START Information given
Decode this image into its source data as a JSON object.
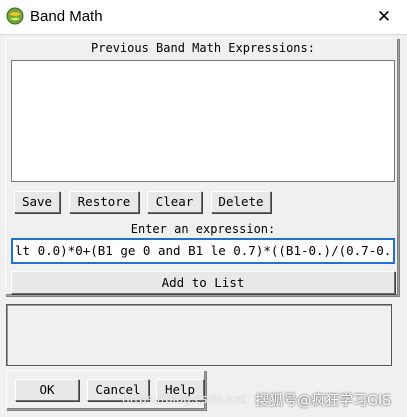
{
  "window": {
    "title": "Band Math",
    "app_icon": "envi-globe-icon",
    "close_glyph": "✕"
  },
  "previous": {
    "label": "Previous Band Math Expressions:",
    "items": []
  },
  "list_buttons": {
    "save": "Save",
    "restore": "Restore",
    "clear": "Clear",
    "delete": "Delete"
  },
  "expression": {
    "label": "Enter an expression:",
    "value": "lt 0.0)*0+(B1 ge 0 and B1 le 0.7)*((B1-0.)/(0.7-0.("
  },
  "add_to_list": "Add to List",
  "bottom_buttons": {
    "ok": "OK",
    "cancel": "Cancel",
    "help": "Help"
  },
  "watermark": {
    "text": "搜狐号@疯狂学习GIS",
    "url": "https://blog.csdn.net"
  },
  "colors": {
    "focus_border": "#1e73d2",
    "dialog_bg": "#f0f0f0"
  }
}
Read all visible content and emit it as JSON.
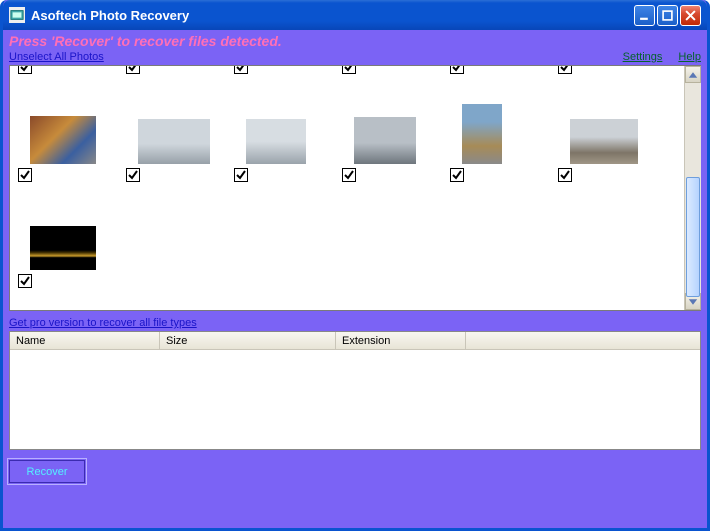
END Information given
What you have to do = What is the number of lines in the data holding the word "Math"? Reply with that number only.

Solved exercise = 2